Such reactions would have delighted the professed “little imp” in Naipaul. His writing (and literary success), which began following an intense period of isolation and marginalisation, abided by a singular principle which he expressed in an interview some years ago, “If a writer doesn’t generate hostility, he is dead.”
His writing... abided by a singular principle which he expressed in an interview some years ago, “If a writer doesn’t generate hostility, he is dead.”
The “passage” of Vidiadhar Surajprasad Naipaul — son of Seerprasad Naipaul, middle-income journalist for the Trinidad Times and never-to-be novelist, scion of indentured labourers — from Chaguanas in the Caribbean island of Trinidad to Oxford University to knighthood and the Nobel Prize for Literature remains the proverbial postcolonial story. Following a sustained period of poverty and purposelessness, he created one of the most enduring and infectious characters of modern fiction — Mohun Biswas, “six-fingered and born in the wrong way” — in the brilliantly funny and sad A House for Mister Biswas.
In years to come, however, and contrary to the opinion of the rest of the world, he would regard his novels as less important than his travel writing, journalism and reportage. Embarking on a grand and prolonged civilisational quarrel, the books that arose from this clash were to define his place in popular opinion. His return to the motherland — India — resulted in the searing and trenchant India: A Wounded Civilisation. This was followed by journeys through the African continent, Latin America and the US.
His most enduring civilisational quarrel was reserved for political Islam. Convinced that the faith contained within its own history imperial ambitions. He embarked, following the Iranian Revolution, on travels to gather the impact of that upheaval on Muslim communities of the non-Arab world. Among The Believers: An Islamic Journey was both derisive and prescient at the same time, replete with that characteristic Naipaul talent for diverting the argument from its broad critical sweep to personal idiosyncratic detail. The single figure who emerged partially redeemed in Among The Believers was a then “young and energetic” leader of the Islamic Youth Movement of Malaysia, Anwar Ibrahim. “I wish I could have spent more time with Anwar…”

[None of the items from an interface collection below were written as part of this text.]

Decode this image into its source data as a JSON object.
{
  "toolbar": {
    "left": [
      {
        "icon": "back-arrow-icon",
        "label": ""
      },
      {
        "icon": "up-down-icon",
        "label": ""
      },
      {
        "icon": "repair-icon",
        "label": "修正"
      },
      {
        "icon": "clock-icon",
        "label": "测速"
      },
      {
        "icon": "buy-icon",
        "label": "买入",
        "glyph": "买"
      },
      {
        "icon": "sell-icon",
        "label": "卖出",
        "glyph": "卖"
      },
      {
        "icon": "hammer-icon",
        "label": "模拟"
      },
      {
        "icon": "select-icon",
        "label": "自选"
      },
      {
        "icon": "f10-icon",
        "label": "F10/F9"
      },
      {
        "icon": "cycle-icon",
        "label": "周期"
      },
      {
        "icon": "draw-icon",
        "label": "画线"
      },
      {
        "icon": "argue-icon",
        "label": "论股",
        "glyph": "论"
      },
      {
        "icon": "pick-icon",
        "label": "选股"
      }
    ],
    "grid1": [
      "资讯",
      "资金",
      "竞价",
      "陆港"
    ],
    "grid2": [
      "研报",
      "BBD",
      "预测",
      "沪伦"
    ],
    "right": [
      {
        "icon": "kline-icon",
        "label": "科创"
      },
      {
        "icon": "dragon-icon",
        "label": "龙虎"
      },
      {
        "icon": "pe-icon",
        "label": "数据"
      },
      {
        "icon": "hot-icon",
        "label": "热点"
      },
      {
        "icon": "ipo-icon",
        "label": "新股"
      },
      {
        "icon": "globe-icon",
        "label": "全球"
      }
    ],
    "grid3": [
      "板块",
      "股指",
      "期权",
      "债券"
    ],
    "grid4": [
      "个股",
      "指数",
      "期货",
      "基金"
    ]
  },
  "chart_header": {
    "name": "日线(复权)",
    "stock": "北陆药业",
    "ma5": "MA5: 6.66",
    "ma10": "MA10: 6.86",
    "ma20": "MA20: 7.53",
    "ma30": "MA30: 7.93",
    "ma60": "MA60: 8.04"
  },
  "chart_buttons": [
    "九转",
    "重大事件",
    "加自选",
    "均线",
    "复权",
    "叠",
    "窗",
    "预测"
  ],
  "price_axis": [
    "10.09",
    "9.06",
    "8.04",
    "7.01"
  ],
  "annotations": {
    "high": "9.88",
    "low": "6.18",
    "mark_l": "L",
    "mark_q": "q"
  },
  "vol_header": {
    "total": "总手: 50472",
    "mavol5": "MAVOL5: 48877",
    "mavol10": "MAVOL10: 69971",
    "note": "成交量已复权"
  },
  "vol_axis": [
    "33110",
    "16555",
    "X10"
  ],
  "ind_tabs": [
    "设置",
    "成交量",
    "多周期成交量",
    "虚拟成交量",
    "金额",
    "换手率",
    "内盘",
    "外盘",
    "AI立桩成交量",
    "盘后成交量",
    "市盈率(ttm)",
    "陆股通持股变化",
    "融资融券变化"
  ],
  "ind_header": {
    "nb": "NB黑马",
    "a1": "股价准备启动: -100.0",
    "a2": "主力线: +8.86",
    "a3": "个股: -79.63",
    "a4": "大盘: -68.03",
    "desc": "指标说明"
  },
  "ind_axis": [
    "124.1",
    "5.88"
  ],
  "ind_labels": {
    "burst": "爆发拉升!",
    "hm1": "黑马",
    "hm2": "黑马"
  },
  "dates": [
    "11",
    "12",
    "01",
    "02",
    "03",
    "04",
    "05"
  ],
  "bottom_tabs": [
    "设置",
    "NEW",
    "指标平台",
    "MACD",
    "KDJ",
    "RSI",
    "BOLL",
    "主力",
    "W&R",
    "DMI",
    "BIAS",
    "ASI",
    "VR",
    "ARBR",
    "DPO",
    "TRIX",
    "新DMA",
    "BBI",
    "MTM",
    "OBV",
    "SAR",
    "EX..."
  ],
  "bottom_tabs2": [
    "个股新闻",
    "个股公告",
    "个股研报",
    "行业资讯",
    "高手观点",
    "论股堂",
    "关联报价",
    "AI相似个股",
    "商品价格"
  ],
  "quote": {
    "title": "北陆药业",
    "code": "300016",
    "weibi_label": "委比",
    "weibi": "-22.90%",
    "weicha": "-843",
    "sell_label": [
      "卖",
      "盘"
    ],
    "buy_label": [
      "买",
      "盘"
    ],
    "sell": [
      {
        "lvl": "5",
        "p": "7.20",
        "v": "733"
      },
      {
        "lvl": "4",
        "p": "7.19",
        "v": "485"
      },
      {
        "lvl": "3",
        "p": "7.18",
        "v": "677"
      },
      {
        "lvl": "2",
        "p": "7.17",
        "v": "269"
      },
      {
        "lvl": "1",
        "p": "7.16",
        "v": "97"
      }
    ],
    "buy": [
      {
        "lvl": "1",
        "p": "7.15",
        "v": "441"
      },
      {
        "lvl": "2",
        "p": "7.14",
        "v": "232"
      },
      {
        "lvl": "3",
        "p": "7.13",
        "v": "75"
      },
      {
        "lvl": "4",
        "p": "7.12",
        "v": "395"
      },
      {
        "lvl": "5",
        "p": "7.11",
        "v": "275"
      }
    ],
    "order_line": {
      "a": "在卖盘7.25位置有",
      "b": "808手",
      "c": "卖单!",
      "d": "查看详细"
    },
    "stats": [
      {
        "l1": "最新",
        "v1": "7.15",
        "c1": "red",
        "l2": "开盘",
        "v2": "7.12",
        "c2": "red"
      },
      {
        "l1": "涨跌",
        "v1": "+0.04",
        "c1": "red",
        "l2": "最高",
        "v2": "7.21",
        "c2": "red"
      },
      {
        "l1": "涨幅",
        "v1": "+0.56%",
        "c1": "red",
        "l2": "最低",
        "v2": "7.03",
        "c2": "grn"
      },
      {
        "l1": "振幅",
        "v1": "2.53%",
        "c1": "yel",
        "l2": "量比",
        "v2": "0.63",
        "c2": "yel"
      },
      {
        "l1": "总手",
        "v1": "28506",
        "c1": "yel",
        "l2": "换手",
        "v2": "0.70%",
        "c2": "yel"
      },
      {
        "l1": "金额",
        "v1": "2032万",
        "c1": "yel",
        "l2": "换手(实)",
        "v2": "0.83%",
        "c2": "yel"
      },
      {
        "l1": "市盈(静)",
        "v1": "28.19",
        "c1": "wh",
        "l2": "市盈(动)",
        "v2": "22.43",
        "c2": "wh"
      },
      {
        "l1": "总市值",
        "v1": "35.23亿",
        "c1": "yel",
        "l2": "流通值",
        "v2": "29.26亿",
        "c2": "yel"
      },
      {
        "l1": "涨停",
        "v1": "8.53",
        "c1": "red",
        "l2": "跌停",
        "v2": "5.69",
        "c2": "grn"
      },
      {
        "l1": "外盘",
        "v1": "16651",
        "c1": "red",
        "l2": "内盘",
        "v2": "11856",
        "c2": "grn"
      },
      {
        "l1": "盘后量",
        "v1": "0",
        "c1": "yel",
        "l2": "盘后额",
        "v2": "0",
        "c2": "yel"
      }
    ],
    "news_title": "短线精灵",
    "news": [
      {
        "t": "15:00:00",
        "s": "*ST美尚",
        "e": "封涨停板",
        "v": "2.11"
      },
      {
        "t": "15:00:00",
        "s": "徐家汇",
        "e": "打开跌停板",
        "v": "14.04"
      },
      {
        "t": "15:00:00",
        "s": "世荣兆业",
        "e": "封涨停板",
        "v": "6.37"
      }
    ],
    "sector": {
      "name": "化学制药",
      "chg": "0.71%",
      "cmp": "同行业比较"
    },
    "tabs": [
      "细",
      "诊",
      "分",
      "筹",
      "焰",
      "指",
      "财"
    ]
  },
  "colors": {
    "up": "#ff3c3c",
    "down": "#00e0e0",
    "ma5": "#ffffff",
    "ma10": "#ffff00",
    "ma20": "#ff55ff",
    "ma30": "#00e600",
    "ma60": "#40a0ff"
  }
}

Yet, far from the contemporary caricature of Naipaul as “white man in brown skin”, the incongruity of a writer convinced of the ideals of the Enlightenment yet born into a colonised culture were to be played out in all his books. He passed off his place of birth with the remark, “I was born there, yes. I thought it was a great mistake”, but followed up that remark with perhaps his most powerful work, The Middle Passage, a highly personal history of the Caribbean, which conveyed, severely, the indignity and alienation induced by the colonial experience. “The world is what it is; men who are nothing, who allow themselves to become nothing, have no place in it,” he wrote.

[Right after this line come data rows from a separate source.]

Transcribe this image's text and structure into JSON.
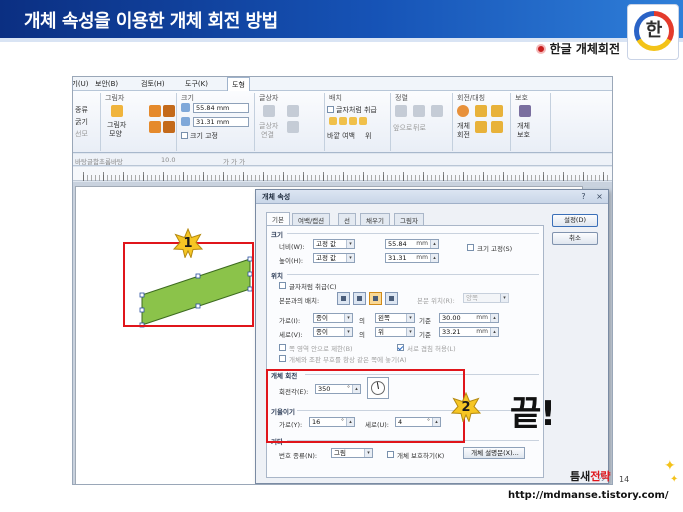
{
  "slide": {
    "title": "개체 속성을 이용한 개체 회전 방법",
    "subtitle": "한글 개체회전",
    "logo_glyph": "한",
    "end_text": "끝!",
    "brand_first": "틈새",
    "brand_second": "전략",
    "url": "http://mdmanse.tistory.com/",
    "page": "14",
    "badge1": "1",
    "badge2": "2",
    "accent_red": "#e0151b",
    "header_blue": "#1653b6",
    "shape_green": "#8bc34a"
  },
  "ribbon": {
    "tabs": [
      "보기(U)",
      "보안(B)",
      "검토(H)",
      "도구(K)",
      "도형"
    ],
    "groups": {
      "picture": {
        "title": "그림자",
        "line1": "그림자",
        "line2": "모양"
      },
      "size": {
        "title": "크기",
        "width": "55.84",
        "height": "31.31",
        "unit": "mm",
        "lock": "크기 고정"
      },
      "text_placement": {
        "title": "글상자",
        "line1": "글상자",
        "line2": "연결"
      },
      "arrange": {
        "title": "배치",
        "line1": "글자처럼 취급",
        "line2": "바깥 여백",
        "line3": "위"
      },
      "align": {
        "title": "정렬",
        "line1": "앞으로",
        "line2": "뒤로"
      },
      "rotate": {
        "title": "회전/대칭",
        "line1": "개체",
        "line2": "회전"
      },
      "protect": {
        "title": "보호",
        "line1": "개체",
        "line2": "보호"
      },
      "left_items": [
        "종류",
        "굵기",
        "선모"
      ]
    }
  },
  "format_bar": {
    "style": "바탕글",
    "font": "함초롬바탕",
    "size": "10.0",
    "styles": "가 가 가"
  },
  "dialog": {
    "title": "개체 속성",
    "help": "?",
    "close": "×",
    "tabs": [
      "기본",
      "여백/캡션",
      "선",
      "채우기",
      "그림자"
    ],
    "ok": "설정(D)",
    "cancel": "취소",
    "size_section": "크기",
    "width_label": "너비(W):",
    "width_mode": "고정 값",
    "width_value": "55.84",
    "height_label": "높이(H):",
    "height_mode": "고정 값",
    "height_value": "31.31",
    "unit": "mm",
    "size_lock": "크기 고정(S)",
    "position_section": "위치",
    "treat_as_char": "글자처럼 취급(C)",
    "text_wrap_label": "본문과의 배치:",
    "page_area_label": "본문 위치(R):",
    "page_area_value": "양쪽",
    "horiz_label": "가로(I):",
    "horiz_ref": "종이",
    "of1": "의",
    "horiz_side": "왼쪽",
    "basis1": "기준",
    "horiz_value": "30.00",
    "vert_label": "세로(V):",
    "vert_ref": "종이",
    "of2": "의",
    "vert_side": "위",
    "basis2": "기준",
    "vert_value": "33.21",
    "opt1": "쪽 영역 안으로 제한(B)",
    "opt2": "서로 겹침 허용(L)",
    "opt3": "개체와 조판 부호를 항상 같은 쪽에 놓기(A)",
    "rotation_section": "개체 회전",
    "rotation_label": "회전각(E):",
    "rotation_value": "350",
    "rotation_unit": "°",
    "skew_section": "기울이기",
    "skew_h_label": "가로(Y):",
    "skew_h_value": "16",
    "skew_v_label": "세로(U):",
    "skew_v_value": "4",
    "other_section": "기타",
    "number_type_label": "번호 종류(N):",
    "number_type_value": "그림",
    "protect_obj": "개체 보호하기(K)",
    "obj_desc": "개체 설명문(X)..."
  }
}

The literary critic Terry Eagleton, surmised the Naipaul contradiction neatly: “Great Art, Dreadful Politics”. It has come to serve as the defining statement of the Naipaulian paradox. In later years, that paradox began to unravel gradually as novels and essays explored aspects of a more personal and historical pain that only “the books” would reconcile. “Everything of value about me is in my books,” he would say in his Nobel lecture, Two Worlds. “Whatever extra there is in me at any given moment isn’t truly formed … it awaits the next book. It will — with luck — come to me during the actual writing, and it will take me by surprise. That element of surprise is what I look for when I am writing: it is my way of judging what I am doing — which is never an easy thing to do.”

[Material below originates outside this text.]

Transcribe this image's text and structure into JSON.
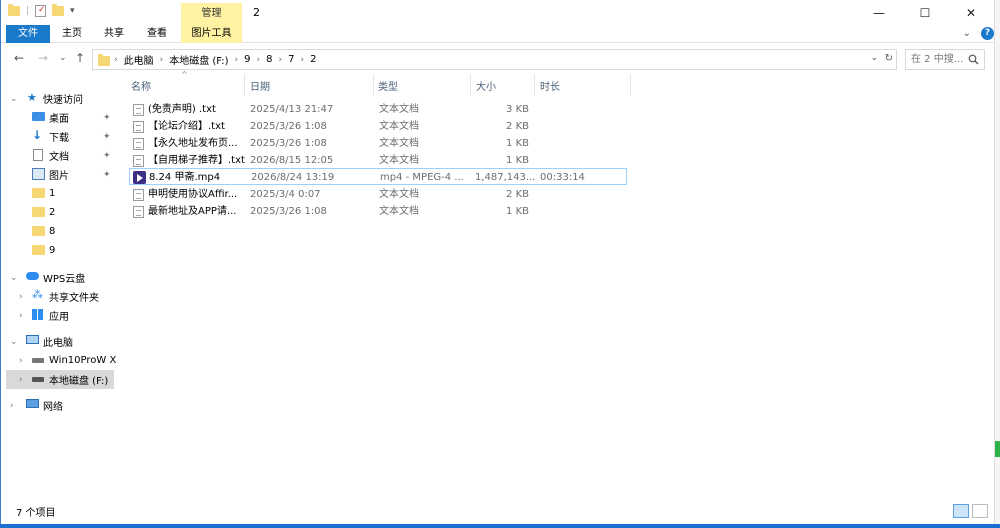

This article first appeared on Aug 20, 2018 in The Edge Malaysia.